Earlier this year, President Trump issued a Presidential Proclamation restricting foreign nationals from entering the United States on certain temporary work visas through at least December 31, 2020 (“the Proclamation”). On October 1, 2020, a California District Court issued an order barring the government from enforcing the visa ban, but only against several large corporate associations and their members. The associations include the National Association of Manufacturers, the Chamber of Commerce of the United States of America, Technet, Intrax, Inc., and the National Retail Federation. While the order is not a general nation-wide injunction, it effectively exempts hundreds of thousands of American businesses across a broad range of economic sectors while future litigation on the Proclamation continues.
The Court’s Order
The Proclamation was originally implemented by the Trump administration as a measure aimed at protecting U.S. workers from job competition during the economic recovery related to the COVID-19 pandemic. The Court found an injunction was proper, in part, because the Proclamation unlawfully eviscerates portions of the Immigration and Nationality Act. The Court also noted the President exceeded his Constitutional authority by limiting the entry of foreign nationals based on a purely domestic consideration—the foreign national’s effect on unemployment. The order is likely to be appealed, which may affect how long the injunction remains in place.
What is Next?

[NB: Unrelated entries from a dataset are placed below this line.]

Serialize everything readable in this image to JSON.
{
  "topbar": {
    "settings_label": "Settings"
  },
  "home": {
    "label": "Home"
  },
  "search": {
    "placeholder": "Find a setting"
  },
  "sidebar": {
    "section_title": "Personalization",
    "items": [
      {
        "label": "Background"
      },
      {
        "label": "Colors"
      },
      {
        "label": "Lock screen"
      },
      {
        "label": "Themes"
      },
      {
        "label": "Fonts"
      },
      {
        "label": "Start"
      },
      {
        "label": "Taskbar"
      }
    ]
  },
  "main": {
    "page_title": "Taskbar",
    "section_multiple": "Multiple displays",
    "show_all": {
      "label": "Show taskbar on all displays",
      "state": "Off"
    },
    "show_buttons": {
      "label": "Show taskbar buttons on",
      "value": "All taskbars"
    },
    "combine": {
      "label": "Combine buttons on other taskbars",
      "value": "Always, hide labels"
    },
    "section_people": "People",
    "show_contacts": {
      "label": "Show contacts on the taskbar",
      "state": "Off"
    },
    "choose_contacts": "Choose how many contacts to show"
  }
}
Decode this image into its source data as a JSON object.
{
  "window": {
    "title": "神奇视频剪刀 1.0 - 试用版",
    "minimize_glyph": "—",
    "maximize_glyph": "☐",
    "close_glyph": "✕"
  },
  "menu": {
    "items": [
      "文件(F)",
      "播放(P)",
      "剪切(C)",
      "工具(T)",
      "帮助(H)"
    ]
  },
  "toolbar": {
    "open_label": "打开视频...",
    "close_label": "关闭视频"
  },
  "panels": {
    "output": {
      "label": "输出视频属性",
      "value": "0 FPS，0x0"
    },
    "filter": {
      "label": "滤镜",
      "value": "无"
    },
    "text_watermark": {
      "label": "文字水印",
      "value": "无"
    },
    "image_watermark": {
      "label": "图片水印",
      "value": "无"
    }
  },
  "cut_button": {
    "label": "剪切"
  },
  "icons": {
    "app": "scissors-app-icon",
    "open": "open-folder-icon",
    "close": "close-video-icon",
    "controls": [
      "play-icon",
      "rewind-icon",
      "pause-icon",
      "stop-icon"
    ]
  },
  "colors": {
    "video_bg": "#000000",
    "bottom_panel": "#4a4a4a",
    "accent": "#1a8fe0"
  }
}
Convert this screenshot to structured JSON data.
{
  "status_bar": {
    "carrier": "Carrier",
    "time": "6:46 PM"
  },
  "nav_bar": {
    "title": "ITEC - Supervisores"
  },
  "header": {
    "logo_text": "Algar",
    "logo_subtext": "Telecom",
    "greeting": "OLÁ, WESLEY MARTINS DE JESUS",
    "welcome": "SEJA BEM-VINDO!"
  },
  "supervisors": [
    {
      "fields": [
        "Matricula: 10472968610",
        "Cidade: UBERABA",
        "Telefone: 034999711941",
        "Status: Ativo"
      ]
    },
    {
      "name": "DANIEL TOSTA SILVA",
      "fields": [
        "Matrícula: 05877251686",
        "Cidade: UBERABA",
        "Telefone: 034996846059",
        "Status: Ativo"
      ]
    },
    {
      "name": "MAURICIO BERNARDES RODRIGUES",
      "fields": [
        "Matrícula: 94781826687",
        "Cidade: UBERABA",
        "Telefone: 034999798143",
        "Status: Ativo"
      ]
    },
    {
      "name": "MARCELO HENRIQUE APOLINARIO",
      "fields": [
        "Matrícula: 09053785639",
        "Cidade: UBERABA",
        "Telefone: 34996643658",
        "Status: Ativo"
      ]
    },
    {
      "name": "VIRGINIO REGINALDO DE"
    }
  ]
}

While the injunction is in place, individuals sponsored for a visa in the affected categories by the associations acting as plaintiffs in the case, including their member organizations, can obtain the otherwise restricted visas. The affected visa categories include H-1B and L-1 visas, among others. It remains to be seen whether the government might stop enforcement of the Proclamation while the injunction is in place due to the practical difficulties of enforcing it with so many entities protected by the order. Businesses affected by the Court’s order should be prepared to demonstrate their membership in the affected association in order to take advantage of the decision.
Even after removing the Proclamation as an impediment, employers may still face challenges in sponsoring new employees for nonimmigrant visas. For example, foreign nationals are required to interview at a U.S. Embassy or Consulate abroad in order to obtain a visa. Many Embassies and Consulates closed for months during the spring and summer of 2020 due to COVID-19. As a result, foreign nationals are experiencing significant delays in scheduling appointments. Additionally, travel restrictions due to COVID-19 remain in effect for many countries. Currently, foreign nationals present in China, Iran, the European Schengen Region, the United Kingdom, Ireland, and Brazil for the fourteen-day period prior to attempting entry to the United States will be denied entry unless they qualify for a National Interest Exception or some other exemption.
The immigration landscape has continued to change throughout 2020. With the upcoming Presidential election in November, more changes should be expected. The Burr & Forman immigration team will continue to monitor developments and provide updates. If you have questions about any immigration issues, please contact Melissa Azallion (MAzallion@burr.com); Anna Scully (Ascully@burr.com); Nina Maja Bergmar (firstname.lastname@example.org); or Jon Eggert (JEggert@burr.com) on the Burr & Forman Immigration Team.